* **Exercise**
Which of the lines below include "heading"? Each one should be copied out.

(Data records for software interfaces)
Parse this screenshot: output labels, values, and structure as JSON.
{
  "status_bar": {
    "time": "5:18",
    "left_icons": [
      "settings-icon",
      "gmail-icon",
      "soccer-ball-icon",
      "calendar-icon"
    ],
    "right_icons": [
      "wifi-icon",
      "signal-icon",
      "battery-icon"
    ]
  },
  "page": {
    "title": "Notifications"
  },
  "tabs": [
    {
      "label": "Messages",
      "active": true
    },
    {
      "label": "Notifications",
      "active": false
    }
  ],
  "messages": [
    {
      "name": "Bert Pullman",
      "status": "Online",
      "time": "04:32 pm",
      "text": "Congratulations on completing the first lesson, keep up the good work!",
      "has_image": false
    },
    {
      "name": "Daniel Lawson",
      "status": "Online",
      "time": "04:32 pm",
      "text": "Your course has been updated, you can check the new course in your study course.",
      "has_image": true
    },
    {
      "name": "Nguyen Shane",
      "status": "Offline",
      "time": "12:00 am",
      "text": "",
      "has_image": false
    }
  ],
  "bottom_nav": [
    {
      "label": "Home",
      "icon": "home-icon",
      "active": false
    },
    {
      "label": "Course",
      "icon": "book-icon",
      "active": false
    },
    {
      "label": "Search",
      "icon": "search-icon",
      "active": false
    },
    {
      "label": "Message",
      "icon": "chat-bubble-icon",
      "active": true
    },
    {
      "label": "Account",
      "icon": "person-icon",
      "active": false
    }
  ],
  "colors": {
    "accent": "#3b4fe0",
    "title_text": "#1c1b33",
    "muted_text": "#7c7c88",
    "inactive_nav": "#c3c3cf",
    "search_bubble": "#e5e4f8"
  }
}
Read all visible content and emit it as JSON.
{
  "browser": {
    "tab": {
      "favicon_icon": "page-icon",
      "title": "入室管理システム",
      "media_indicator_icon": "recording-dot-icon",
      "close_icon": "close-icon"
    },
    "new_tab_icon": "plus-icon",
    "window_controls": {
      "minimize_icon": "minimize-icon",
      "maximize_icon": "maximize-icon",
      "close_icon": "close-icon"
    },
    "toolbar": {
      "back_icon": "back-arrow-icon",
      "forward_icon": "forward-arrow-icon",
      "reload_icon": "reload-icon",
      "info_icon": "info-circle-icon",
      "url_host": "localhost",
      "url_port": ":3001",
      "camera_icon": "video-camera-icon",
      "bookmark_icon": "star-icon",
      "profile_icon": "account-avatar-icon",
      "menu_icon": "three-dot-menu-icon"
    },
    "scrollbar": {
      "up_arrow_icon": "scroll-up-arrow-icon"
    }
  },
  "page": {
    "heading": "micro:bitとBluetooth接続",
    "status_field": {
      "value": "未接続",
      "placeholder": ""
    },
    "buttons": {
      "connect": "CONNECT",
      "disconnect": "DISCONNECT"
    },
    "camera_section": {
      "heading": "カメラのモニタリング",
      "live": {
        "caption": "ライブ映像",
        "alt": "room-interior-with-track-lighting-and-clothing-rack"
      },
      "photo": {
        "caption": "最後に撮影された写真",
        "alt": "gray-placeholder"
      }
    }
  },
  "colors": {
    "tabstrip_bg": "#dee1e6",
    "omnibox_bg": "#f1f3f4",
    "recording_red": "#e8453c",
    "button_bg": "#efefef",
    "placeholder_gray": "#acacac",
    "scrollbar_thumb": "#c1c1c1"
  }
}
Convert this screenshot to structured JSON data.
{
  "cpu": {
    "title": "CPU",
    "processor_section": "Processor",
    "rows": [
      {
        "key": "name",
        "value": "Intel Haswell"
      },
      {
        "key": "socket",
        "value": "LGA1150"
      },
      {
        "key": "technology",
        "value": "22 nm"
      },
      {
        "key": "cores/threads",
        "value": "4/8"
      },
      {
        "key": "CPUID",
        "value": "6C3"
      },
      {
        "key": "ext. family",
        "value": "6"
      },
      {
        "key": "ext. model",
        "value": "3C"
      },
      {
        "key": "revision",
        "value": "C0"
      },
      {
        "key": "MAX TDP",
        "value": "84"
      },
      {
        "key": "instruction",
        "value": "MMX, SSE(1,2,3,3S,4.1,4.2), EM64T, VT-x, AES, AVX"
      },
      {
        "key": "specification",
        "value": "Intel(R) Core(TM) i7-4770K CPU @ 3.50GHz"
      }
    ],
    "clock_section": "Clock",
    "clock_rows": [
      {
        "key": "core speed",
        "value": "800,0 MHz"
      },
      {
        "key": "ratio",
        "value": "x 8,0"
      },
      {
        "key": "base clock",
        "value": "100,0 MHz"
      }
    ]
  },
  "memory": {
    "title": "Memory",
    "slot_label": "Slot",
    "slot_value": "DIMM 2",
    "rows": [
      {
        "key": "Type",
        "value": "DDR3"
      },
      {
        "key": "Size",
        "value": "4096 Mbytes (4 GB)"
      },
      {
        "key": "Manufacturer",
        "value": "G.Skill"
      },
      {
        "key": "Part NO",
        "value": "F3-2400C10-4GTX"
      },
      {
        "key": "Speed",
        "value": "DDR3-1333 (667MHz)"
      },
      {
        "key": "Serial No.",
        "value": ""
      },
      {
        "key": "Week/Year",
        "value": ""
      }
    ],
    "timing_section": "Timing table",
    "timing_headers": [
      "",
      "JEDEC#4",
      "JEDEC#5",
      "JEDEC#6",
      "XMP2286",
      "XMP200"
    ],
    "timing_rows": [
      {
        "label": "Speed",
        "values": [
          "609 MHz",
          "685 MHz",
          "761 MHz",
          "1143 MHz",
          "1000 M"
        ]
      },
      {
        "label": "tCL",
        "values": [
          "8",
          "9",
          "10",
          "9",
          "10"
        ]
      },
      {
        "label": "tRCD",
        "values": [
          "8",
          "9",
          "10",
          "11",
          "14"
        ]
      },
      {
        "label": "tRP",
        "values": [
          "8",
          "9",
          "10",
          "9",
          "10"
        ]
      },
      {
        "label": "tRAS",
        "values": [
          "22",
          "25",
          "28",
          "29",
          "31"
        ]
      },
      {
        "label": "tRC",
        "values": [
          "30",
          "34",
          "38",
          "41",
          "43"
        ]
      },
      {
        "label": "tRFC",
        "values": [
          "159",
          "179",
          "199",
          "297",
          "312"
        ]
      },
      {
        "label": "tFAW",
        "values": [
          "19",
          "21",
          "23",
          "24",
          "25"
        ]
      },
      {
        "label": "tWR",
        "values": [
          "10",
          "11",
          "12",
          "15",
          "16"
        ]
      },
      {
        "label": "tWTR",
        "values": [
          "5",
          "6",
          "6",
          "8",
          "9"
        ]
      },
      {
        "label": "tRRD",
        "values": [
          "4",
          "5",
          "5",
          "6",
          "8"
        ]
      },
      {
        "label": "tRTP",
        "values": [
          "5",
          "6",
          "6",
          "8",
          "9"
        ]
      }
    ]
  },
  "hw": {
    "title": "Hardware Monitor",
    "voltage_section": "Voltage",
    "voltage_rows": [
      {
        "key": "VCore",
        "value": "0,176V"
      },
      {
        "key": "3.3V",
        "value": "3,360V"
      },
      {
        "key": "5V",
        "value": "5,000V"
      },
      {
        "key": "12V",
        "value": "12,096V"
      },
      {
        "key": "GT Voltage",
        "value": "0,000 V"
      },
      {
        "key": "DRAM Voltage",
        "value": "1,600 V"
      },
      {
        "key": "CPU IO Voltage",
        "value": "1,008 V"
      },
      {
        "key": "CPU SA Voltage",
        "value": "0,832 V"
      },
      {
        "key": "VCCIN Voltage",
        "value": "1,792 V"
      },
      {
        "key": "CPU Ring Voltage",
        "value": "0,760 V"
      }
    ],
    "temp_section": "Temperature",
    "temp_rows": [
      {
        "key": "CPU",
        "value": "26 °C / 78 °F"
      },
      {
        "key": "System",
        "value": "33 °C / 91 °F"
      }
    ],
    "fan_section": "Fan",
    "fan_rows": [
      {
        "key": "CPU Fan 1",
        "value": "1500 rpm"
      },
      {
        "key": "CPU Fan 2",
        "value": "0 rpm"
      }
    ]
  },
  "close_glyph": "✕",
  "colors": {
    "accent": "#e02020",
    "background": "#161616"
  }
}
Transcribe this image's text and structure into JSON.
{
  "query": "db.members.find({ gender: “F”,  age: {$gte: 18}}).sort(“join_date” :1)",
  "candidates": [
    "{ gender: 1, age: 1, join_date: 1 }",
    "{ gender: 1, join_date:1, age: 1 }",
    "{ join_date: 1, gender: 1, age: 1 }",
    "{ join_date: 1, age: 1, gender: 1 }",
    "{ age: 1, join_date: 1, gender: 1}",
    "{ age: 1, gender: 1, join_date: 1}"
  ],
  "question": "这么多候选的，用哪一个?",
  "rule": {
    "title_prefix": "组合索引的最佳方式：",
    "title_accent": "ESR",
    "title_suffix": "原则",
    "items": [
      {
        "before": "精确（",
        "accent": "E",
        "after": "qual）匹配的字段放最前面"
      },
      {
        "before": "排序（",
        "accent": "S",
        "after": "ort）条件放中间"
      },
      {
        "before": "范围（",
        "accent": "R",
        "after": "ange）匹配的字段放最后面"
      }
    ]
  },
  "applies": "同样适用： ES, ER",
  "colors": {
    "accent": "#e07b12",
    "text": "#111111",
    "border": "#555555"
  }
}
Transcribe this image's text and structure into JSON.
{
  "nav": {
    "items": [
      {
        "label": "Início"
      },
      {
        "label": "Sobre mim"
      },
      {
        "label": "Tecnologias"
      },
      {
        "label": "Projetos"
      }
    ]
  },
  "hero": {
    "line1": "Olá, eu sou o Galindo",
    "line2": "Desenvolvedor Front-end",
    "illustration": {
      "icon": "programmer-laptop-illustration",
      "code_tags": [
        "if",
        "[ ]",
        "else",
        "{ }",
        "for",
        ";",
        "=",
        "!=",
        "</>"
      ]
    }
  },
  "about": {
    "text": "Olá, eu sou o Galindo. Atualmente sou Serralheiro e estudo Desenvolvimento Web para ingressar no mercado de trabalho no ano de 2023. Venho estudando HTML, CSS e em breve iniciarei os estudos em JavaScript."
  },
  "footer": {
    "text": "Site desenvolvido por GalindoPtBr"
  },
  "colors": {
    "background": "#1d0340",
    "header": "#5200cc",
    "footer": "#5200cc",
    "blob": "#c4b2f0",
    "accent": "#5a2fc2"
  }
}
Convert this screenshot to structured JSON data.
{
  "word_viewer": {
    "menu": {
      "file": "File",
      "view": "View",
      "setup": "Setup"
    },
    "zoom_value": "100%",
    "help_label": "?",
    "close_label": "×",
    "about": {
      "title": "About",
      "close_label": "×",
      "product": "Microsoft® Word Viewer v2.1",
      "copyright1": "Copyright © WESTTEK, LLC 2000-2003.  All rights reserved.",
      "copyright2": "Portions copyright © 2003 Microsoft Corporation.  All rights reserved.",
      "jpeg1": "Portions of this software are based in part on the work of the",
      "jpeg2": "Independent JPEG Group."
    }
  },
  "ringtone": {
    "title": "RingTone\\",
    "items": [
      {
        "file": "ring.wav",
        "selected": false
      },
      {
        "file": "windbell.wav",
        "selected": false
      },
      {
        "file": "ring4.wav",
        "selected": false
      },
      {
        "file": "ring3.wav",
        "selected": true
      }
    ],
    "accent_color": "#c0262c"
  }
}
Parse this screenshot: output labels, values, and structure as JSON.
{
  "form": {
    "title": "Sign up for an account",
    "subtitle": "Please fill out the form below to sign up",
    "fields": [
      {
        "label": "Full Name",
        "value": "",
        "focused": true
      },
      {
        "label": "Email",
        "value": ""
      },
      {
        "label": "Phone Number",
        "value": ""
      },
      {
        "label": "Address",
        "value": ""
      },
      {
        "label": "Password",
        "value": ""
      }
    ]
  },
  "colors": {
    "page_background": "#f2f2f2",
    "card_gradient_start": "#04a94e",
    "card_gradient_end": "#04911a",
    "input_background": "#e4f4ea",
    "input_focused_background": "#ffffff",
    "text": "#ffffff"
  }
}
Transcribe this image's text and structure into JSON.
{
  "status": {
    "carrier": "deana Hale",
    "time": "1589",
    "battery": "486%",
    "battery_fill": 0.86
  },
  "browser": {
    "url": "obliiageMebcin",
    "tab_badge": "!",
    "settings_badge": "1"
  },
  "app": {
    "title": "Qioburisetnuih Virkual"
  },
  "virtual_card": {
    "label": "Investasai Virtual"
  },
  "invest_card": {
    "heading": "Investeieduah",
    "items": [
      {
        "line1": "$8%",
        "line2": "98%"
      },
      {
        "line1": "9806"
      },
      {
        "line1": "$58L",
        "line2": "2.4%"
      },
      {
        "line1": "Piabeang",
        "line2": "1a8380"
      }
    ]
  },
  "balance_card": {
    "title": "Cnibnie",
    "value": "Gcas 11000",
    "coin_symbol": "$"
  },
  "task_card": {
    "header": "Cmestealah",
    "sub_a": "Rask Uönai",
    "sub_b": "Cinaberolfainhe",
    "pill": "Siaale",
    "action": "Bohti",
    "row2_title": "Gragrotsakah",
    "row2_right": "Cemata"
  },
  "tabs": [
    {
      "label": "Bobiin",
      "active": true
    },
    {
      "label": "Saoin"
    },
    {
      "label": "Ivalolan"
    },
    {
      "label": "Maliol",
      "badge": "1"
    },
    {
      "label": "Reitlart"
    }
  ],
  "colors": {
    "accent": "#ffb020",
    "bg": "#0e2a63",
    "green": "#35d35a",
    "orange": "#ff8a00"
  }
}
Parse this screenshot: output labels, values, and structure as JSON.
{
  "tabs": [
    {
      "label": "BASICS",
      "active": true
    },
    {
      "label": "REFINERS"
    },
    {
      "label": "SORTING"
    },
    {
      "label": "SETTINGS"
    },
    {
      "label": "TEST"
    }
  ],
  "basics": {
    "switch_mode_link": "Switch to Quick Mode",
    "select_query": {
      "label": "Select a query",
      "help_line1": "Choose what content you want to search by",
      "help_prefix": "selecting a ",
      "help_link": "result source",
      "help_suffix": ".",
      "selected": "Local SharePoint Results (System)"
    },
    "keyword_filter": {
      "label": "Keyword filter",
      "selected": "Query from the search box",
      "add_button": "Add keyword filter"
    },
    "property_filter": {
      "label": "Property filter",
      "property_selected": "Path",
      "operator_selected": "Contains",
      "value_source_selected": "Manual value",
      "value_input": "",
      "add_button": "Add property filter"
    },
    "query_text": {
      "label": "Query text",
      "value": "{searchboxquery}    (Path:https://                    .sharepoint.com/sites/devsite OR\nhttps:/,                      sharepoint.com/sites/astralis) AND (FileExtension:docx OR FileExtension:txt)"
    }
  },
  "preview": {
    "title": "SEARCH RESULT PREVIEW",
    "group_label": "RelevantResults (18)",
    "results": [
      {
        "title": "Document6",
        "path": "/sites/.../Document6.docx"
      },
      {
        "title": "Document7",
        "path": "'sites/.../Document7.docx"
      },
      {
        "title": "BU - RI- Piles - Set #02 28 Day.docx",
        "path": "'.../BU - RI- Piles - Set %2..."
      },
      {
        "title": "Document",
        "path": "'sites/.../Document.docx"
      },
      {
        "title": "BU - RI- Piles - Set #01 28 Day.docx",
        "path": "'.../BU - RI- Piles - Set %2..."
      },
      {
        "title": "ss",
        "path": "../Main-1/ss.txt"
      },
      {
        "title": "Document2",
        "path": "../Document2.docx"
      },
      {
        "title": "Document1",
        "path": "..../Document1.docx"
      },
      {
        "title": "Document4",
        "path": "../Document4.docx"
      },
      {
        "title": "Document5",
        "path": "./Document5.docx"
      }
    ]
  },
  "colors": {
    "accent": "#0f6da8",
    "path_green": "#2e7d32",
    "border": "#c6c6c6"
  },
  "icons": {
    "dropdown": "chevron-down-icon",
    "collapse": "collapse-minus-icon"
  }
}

* **Response area**
    "heading": "micro:bitとBluetooth接続",
      "heading": "カメラのモニタリング",
    "heading": "Investeieduah",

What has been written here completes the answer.